Aug 28, 2006 12:00 am
More than 6,000 customers of the Water and Wastewater Authority of Wilson County will likely see rate hikes similar to those seen in Lebanon because of the Cedar City's sewer rehabilitation project.
While no decision will be made until the Authority's board meets in September, Executive Director Eddie Harris said Thursday he anticipates as much as a 5-percent annual hike.
The Water Authority buys the vast majority of its water from Lebanon.
He said this is to compensate for the rate hike imposed by the city – its stated purpose being largely to fund a $20 million sewer repair project mandated by the Tennessee Department of Environment and Conservation.
Starting Oct. 1, the authority will be charged $1.82 per thousand gallons, and will see an annual increase of 3 percent for the next five years.
Harris said while board members may choose to go with a different rate choice, something will have to be done to accommodate its cost increase.
"Lebanon hands the rate down to us, and we have to, in turn, raise the rates to our customers," Harris said. "(But) we have some options as to what we can do."
Harris said the authority purchases about 98 percent of its water from Lebanon, with the rest trickling in from Gladeville, Murfreesboro and Smithville.
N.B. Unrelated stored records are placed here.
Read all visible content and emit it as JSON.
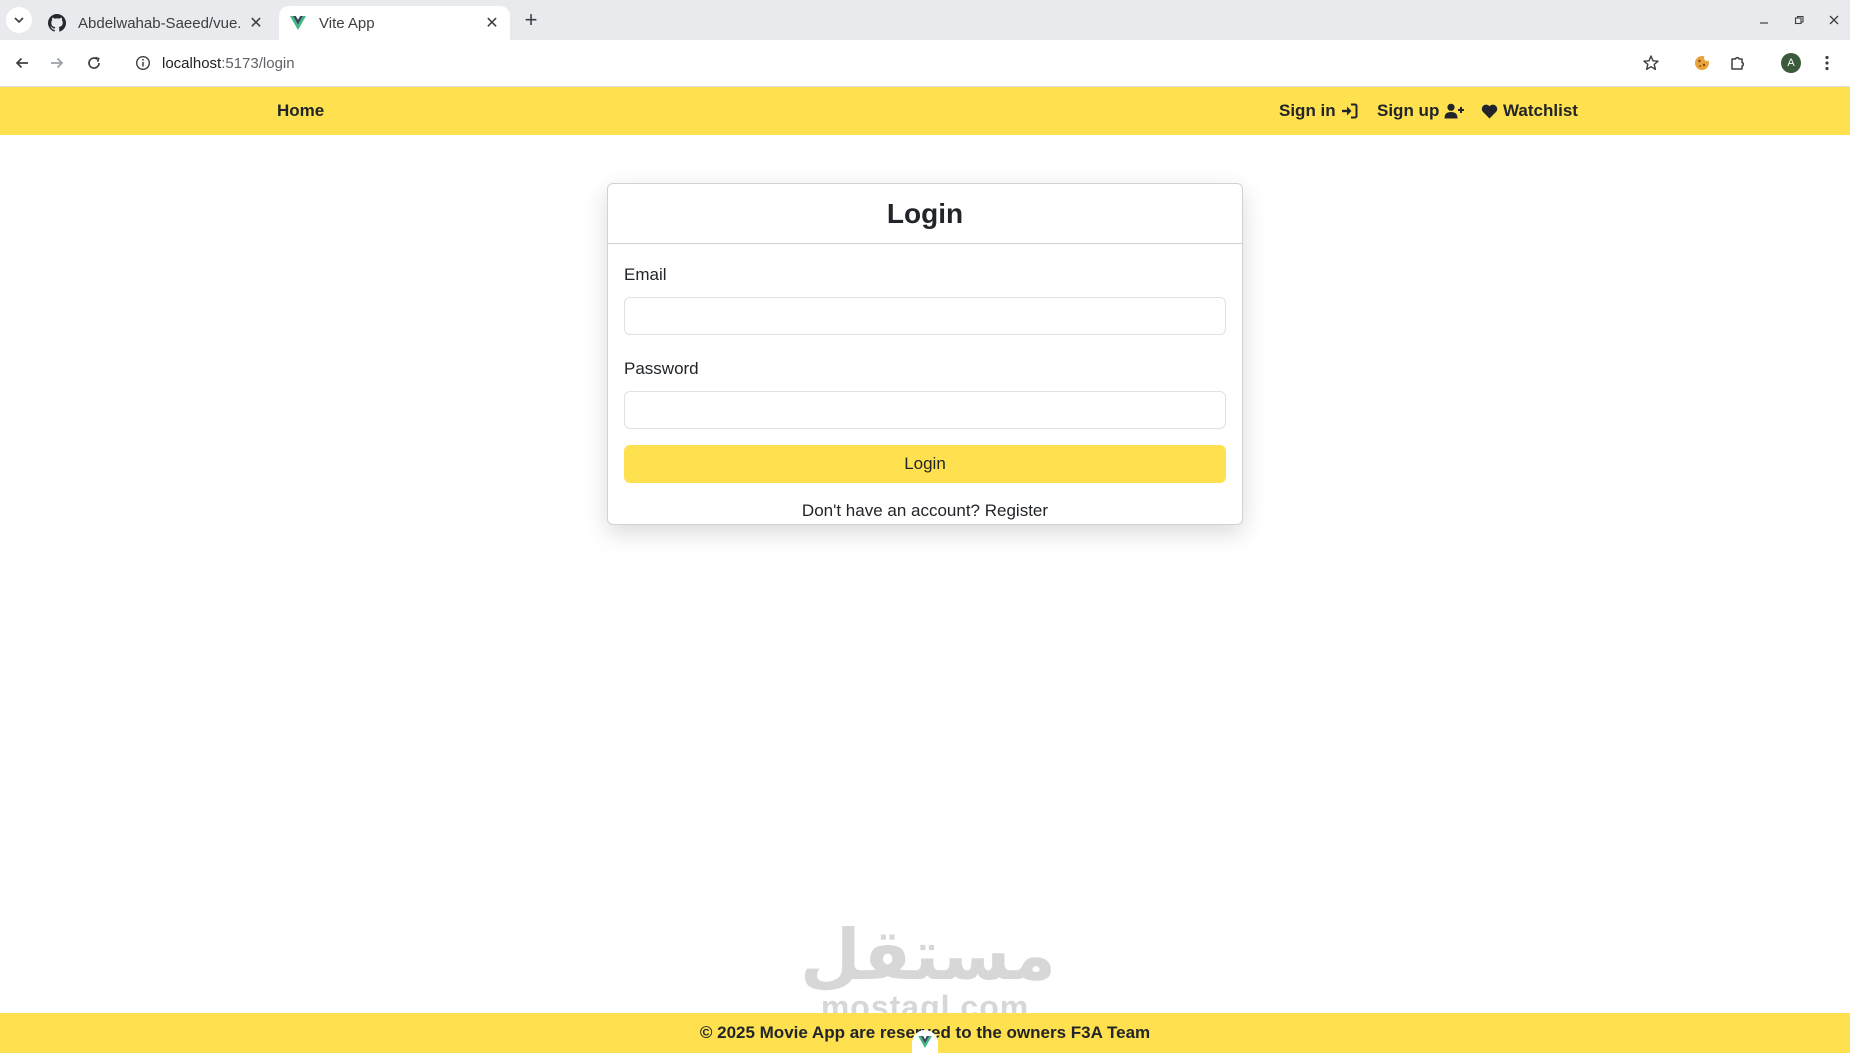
{
  "browser": {
    "tabs": [
      {
        "title": "Abdelwahab-Saeed/vue.",
        "favicon": "github-icon",
        "active": false
      },
      {
        "title": "Vite App",
        "favicon": "vue-icon",
        "active": true
      }
    ],
    "url_host": "localhost",
    "url_rest": ":5173/login"
  },
  "navbar": {
    "home": "Home",
    "sign_in": "Sign in",
    "sign_up": "Sign up",
    "watchlist": "Watchlist"
  },
  "login": {
    "title": "Login",
    "email_label": "Email",
    "email_value": "",
    "password_label": "Password",
    "password_value": "",
    "submit_label": "Login",
    "no_account_text": "Don't have an account?",
    "register_link": "Register"
  },
  "watermark": {
    "arabic": "مستقل",
    "latin": "mostaql.com"
  },
  "footer": {
    "text": "© 2025 Movie App are reserved to the owners F3A Team"
  },
  "colors": {
    "brand_yellow": "#ffe14f",
    "text_dark": "#212529"
  }
}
"The way our system's built, Lebanon would have to be our major supplier," Harris said. "The only other option we would have is to build a water plant, and at this particular point in time, that's not feasible for us.
"It's going to have to be done. We can't absorb this rate without passing it on to our customers. It's just the cost of doing business."
He said he still wants to propose to the board an average rate which would create one large increase rather than incremental increases over five years.
Harris added sewer rates would not be affected.
For the city of Lebanon, about 10 percent of the city's water revenue comes from utility districts, according to Lebanon City Finance Commissioner Hal Bittinger.
He noted the water authorities and utility districts pay less than residential and even industrial users.
"We sell them (water authorities) hundreds of thousands of gallons through one meter," Bittinger said. "… The price is higher per household because we have the cost of running each individual (water) line. The more you use, the cheaper you get."
Other utilities in the county do not rely on Lebanon to nearly the degree Wilson County's Water Authority does, and none expect a rate increase as a result of the impending hikes in Lebanon.
West Wilson and Gladeville buy hardly any water from Lebanon. LaGuardo Utility District General Manager Joey Hardin, whose water district buys about a third of its water from Lebanon, said no increase is planned at this time. Watertown's utility district pumps its water entirely from wells.
Gladeville Utility District, which purchases about 10 percent of its water from Lebanon, is working on a new water tank which, combined with its water plant, should eliminate the purchase entirely.
"We're building a new tank and we've built a new pumping station," General Manager Clifford Walker said. "Before the first of the year we're probably not going to get anything from them. …We would have been self-sufficient before but for an elevation problem."
Staff Writer Jason Cox can be reached at 444-3952 ext. 45 or by e-mail at firstname.lastname@example.org.